The liturgies gathered under the title of Common Worship include some of the familiar services of the Book of Common Prayer, unchanged since 1662, along with strikingly new versions.
The new services are authorized starting Sunday, and the 20-year-old Alternative Service Book will be retired at the end of the year.
``I suppose the motto for now is common worship, unity in diversity,'' said David Stancliffe, the bishop of Salisbury, head of the Liturgical Commission that wrote the new services.
``And I do want to stress the point about unity, rather than uniformity,'' he added. ``It's a strange person these days who thinks you can turn us into uniform Christians. There are some other communions in the world which have had a shot at it, and it doesn't really work.''
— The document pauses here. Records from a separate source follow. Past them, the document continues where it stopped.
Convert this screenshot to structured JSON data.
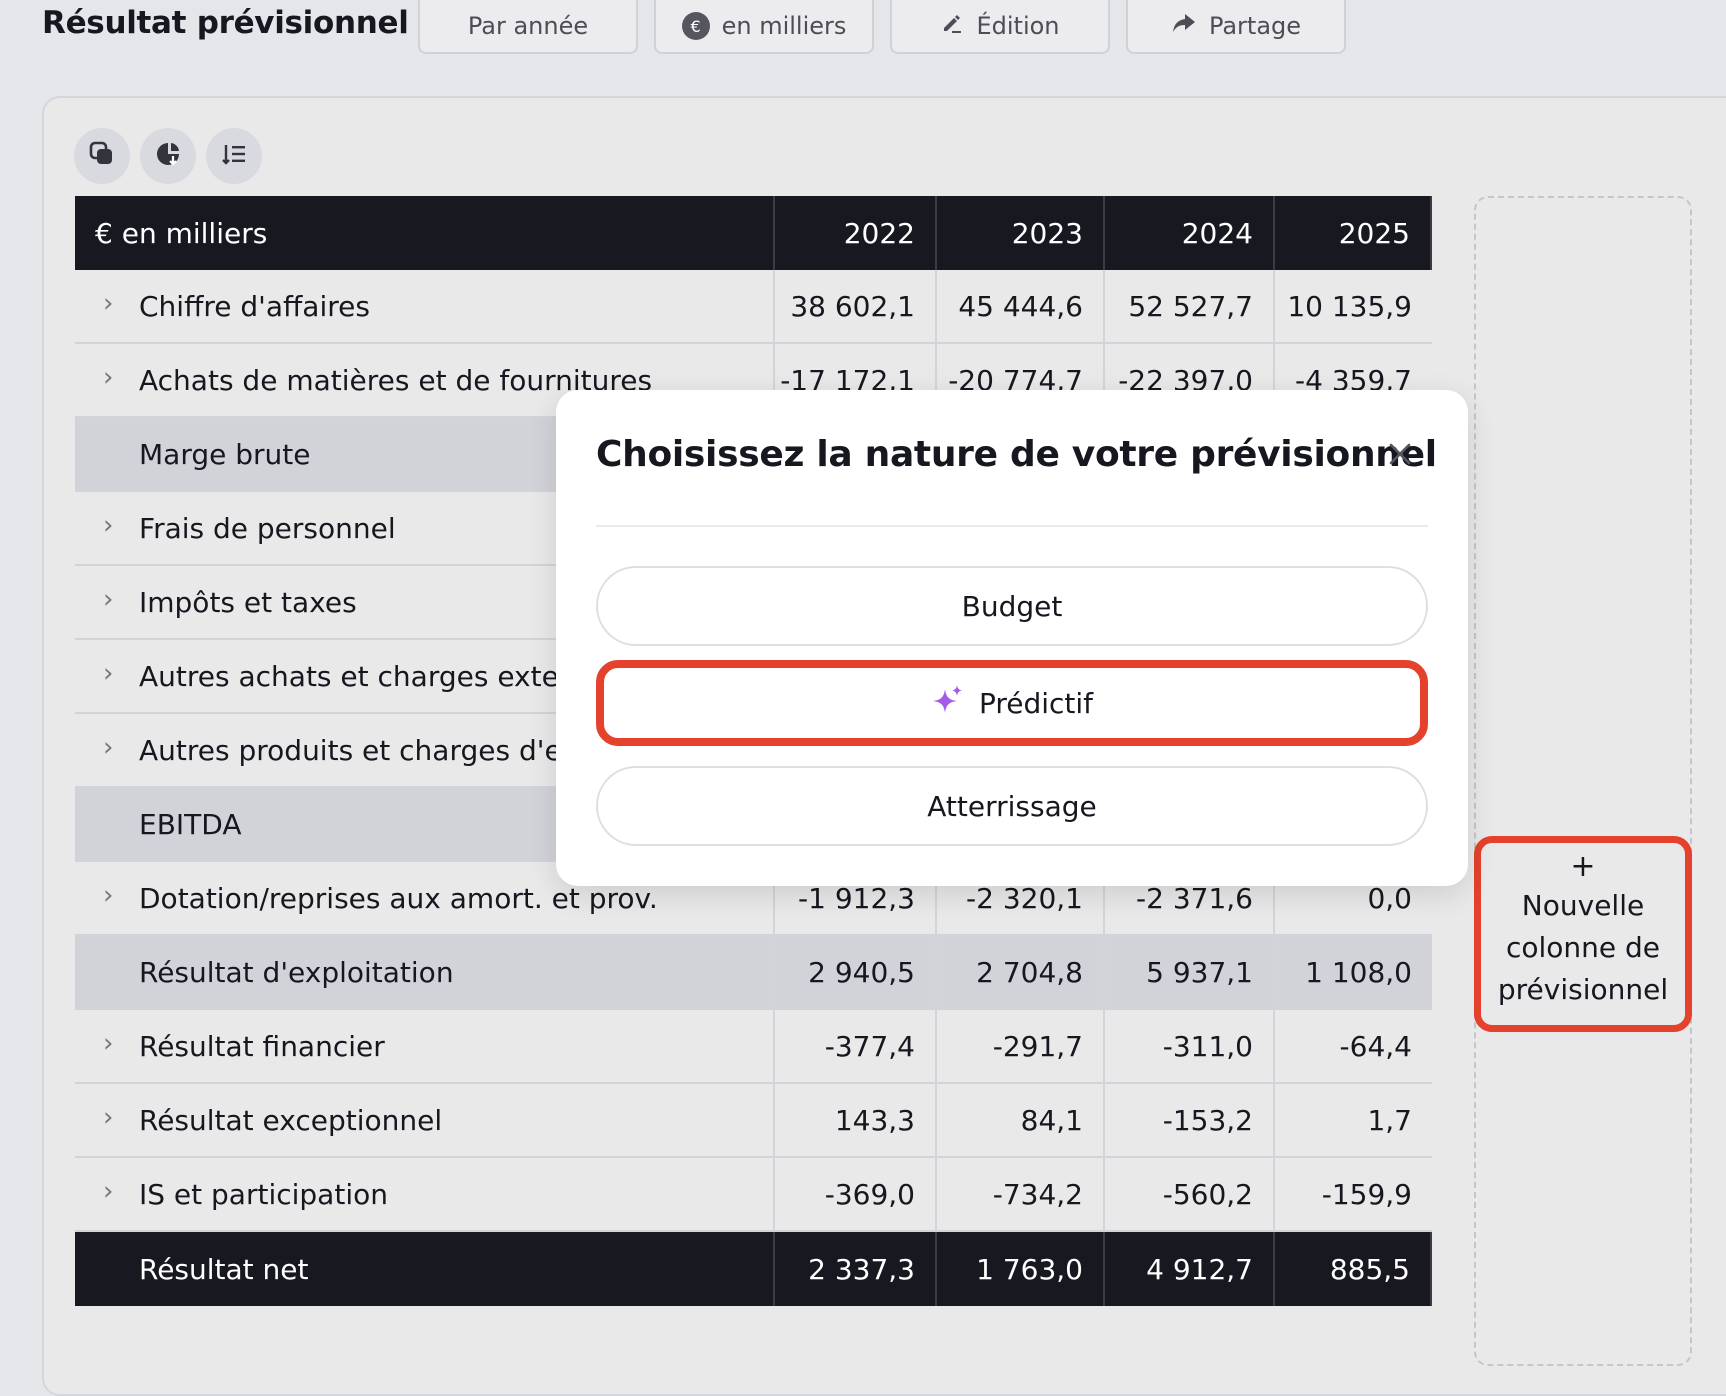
{
  "header": {
    "title": "Résultat prévisionnel",
    "buttons": {
      "par_annee": "Par année",
      "en_milliers": "en milliers",
      "edition": "Édition",
      "partage": "Partage"
    }
  },
  "table": {
    "header": {
      "label": "€ en milliers",
      "years": [
        "2022",
        "2023",
        "2024",
        "2025"
      ]
    },
    "rows": [
      {
        "label": "Chiffre d'affaires",
        "values": [
          "38 602,1",
          "45 444,6",
          "52 527,7",
          "10 135,9"
        ]
      },
      {
        "label": "Achats de matières et de fournitures",
        "values": [
          "-17 172,1",
          "-20 774,7",
          "-22 397,0",
          "-4 359,7"
        ]
      },
      {
        "label": "Marge brute"
      },
      {
        "label": "Frais de personnel"
      },
      {
        "label": "Impôts et taxes"
      },
      {
        "label": "Autres achats et charges exte"
      },
      {
        "label": "Autres produits et charges d'e"
      },
      {
        "label": "EBITDA"
      },
      {
        "label": "Dotation/reprises aux amort. et prov.",
        "values": [
          "-1 912,3",
          "-2 320,1",
          "-2 371,6",
          "0,0"
        ]
      },
      {
        "label": "Résultat d'exploitation",
        "values": [
          "2 940,5",
          "2 704,8",
          "5 937,1",
          "1 108,0"
        ]
      },
      {
        "label": "Résultat financier",
        "values": [
          "-377,4",
          "-291,7",
          "-311,0",
          "-64,4"
        ]
      },
      {
        "label": "Résultat exceptionnel",
        "values": [
          "143,3",
          "84,1",
          "-153,2",
          "1,7"
        ]
      },
      {
        "label": "IS et participation",
        "values": [
          "-369,0",
          "-734,2",
          "-560,2",
          "-159,9"
        ]
      },
      {
        "label": "Résultat net",
        "values": [
          "2 337,3",
          "1 763,0",
          "4 912,7",
          "885,5"
        ]
      }
    ]
  },
  "add_column": {
    "plus": "+",
    "line1": "Nouvelle",
    "line2": "colonne de",
    "line3": "prévisionnel"
  },
  "modal": {
    "title": "Choisissez la nature de votre prévisionnel",
    "options": {
      "budget": "Budget",
      "predictif": "Prédictif",
      "atterrissage": "Atterrissage"
    }
  },
  "colors": {
    "highlight": "#e4422c",
    "dark_row": "#181920",
    "sparkle": "#a35be8"
  }
}
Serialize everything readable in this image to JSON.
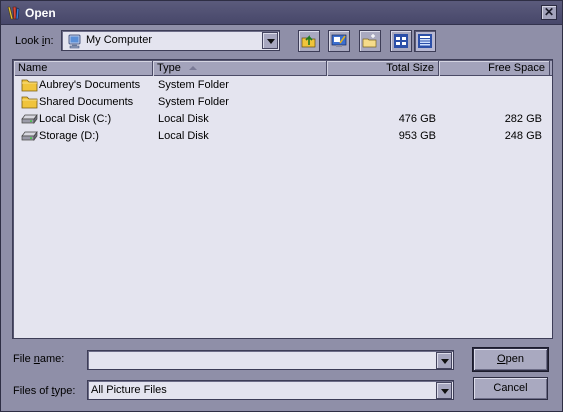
{
  "window": {
    "title": "Open",
    "close_glyph": "✕"
  },
  "look_in": {
    "label_pre": "Look ",
    "label_accel": "i",
    "label_post": "n:",
    "value": "My Computer",
    "icon": "my-computer-icon"
  },
  "toolbar": {
    "buttons": [
      {
        "name": "up-one-level",
        "icon": "up-folder-icon"
      },
      {
        "name": "desktop",
        "icon": "desktop-icon"
      },
      {
        "name": "create-new-folder",
        "icon": "new-folder-icon"
      },
      {
        "name": "list-view",
        "icon": "list-view-icon"
      },
      {
        "name": "details-view",
        "icon": "details-view-icon"
      }
    ]
  },
  "list": {
    "columns": [
      "Name",
      "Type",
      "Total Size",
      "Free Space"
    ],
    "sorted_by": "Type",
    "rows": [
      {
        "name": "Aubrey's Documents",
        "type": "System Folder",
        "total": "",
        "free": "",
        "icon": "folder-icon"
      },
      {
        "name": "Shared Documents",
        "type": "System Folder",
        "total": "",
        "free": "",
        "icon": "folder-icon"
      },
      {
        "name": "Local Disk (C:)",
        "type": "Local Disk",
        "total": "476 GB",
        "free": "282 GB",
        "icon": "drive-icon"
      },
      {
        "name": "Storage (D:)",
        "type": "Local Disk",
        "total": "953 GB",
        "free": "248 GB",
        "icon": "drive-icon"
      }
    ]
  },
  "file_name": {
    "label_pre": "File ",
    "label_accel": "n",
    "label_post": "ame:",
    "value": ""
  },
  "file_type": {
    "label_pre": "Files of ",
    "label_accel": "t",
    "label_post": "ype:",
    "value": "All Picture Files"
  },
  "buttons": {
    "open_accel": "O",
    "open_rest": "pen",
    "cancel": "Cancel"
  },
  "colors": {
    "dialog_bg": "#8f8fa8",
    "titlebar": "#4f4f72",
    "list_bg": "#e4e4ef",
    "folder": "#f0c43c"
  }
}
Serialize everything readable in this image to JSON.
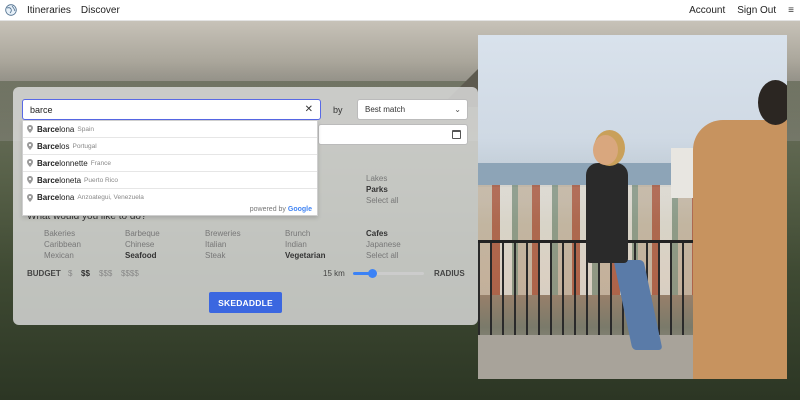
{
  "nav": {
    "links": [
      "Itineraries",
      "Discover"
    ],
    "right_links": [
      "Account",
      "Sign Out"
    ],
    "menu_icon": "≡",
    "logo_icon": "globe-icon"
  },
  "search": {
    "value": "barce",
    "placeholder": "",
    "clear_icon": "✕",
    "by_label": "by",
    "sort_selected": "Best match",
    "chevron_icon": "⌄"
  },
  "suggestions": [
    {
      "match": "Barce",
      "rest": "lona",
      "sub": "Spain"
    },
    {
      "match": "Barce",
      "rest": "los",
      "sub": "Portugal"
    },
    {
      "match": "Barce",
      "rest": "lonnette",
      "sub": "France"
    },
    {
      "match": "Barce",
      "rest": "loneta",
      "sub": "Puerto Rico"
    },
    {
      "match": "Barce",
      "rest": "lona",
      "sub": "Anzoategui, Venezuela"
    }
  ],
  "powered_by": {
    "prefix": "powered by ",
    "brand": "Google"
  },
  "activities_partial": {
    "col1": "Lakes",
    "col2": "Parks",
    "col3": "Select all"
  },
  "food": {
    "title": "What would you like to do?",
    "row1": [
      "Bakeries",
      "Barbeque",
      "Breweries",
      "Brunch",
      "Cafes"
    ],
    "row2": [
      "Caribbean",
      "Chinese",
      "Italian",
      "Indian",
      "Japanese"
    ],
    "row3": [
      "Mexican",
      "Seafood",
      "Steak",
      "Vegetarian",
      "Select all"
    ]
  },
  "budget": {
    "label": "BUDGET",
    "options": [
      "$",
      "$$",
      "$$$",
      "$$$$"
    ],
    "selected_index": 1
  },
  "radius": {
    "value_text": "15 km",
    "label": "RADIUS",
    "fraction": 0.28
  },
  "submit_label": "SKEDADDLE",
  "colors": {
    "accent": "#3b67e0",
    "slider": "#3b82f6",
    "search_border": "#5869e6"
  }
}
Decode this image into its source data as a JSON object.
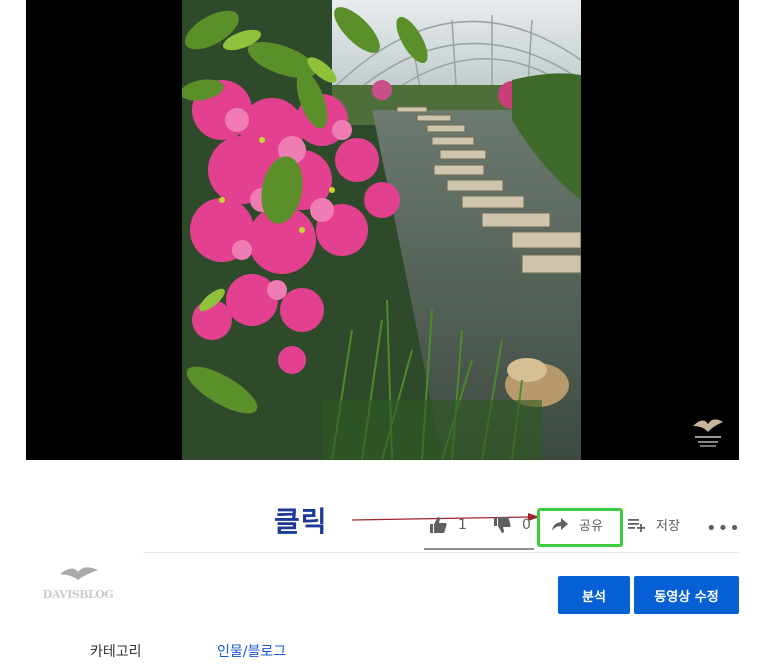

The first Book of Common Prayer, published in 1549, was a product of the first century of printing with movable type. The new book is available in print, but you also can find it on the Internet and CD-ROM, and the 13,000 parish churches are encouraged to cut and paste to make their own service books.
``One of the biggest problems with Common Worship is coming to terms with this framework and flexibility mix,'' said Rev. Mark Earey of the Institute for Liturgy and Mission at Sarum College, on the grounds of Salisbury Cathedral. The institute has run workshops and provided training material to help churches adopt the new services.
``My experience around the country is that most people are taking the opportunity to take a good look at worship, what they want to keep and what they want to change,'' Earey said.
The Book of Common Prayer had one communion service; Common Worship has four, with a choice of eight prayers of consecration.
Despite the inclusion of traditional liturgies, Common Worship has not been welcomed by the Prayer Book Society, which exists to defend the old book. The society calls it ``a hybrid variation we could not enthuse over.''
The Alternative Service Book, introduced in 1980 for what was supposed to be a 10-year trial period, is now being officially retired.
``The ASB was kind of a tester for the waters to see how the church would fare with the revised rites that emerged during the 1960s and 1970s,'' Stancliffe said.
He cited three factors that encouraged liturgical change:
Earey said the emphasis on structure arose from liturgical scholarship that stressed that the form of a service - rather than the precise words - was the inheritance handed down through the ages.
``If you go to a Catholic Mass, or a Lord's Supper service in the Methodist church, or communion in Common Worship, the structure is nearly the same,'' Earey said.
``The baptism rites of the 1980s were cheerfully used by some people as a means of selecting those whom they thought it was appropriate to baptize or deserved baptizing,'' he said. ``And the theology of exclusiveness that developed would be regarded by the majority as non-Anglican.''
The variety permitted by Common Worship makes it easier for churches to tailor services to their communities, Stancliffe said, but he doesn't see this as a cure for the church's rapidly declining attendance.
``I am always fairly suspicious of the people who think that worship is primarily about entertainment, and that worship is necessarily a thing that everybody will catch into or go to,'' he said.
``It is quite clear that there is a huge latent spirituality in people in England for whom public worship of any kind is a foreign language, and will probably remain so.''
Some variations between the Book of Common Prayer and Common Worship include:
BOOK OF COMMON PRAYER
My God, my God, look upon me; why hast thou forsaken me and art so far from my health, and from the words of my complaint?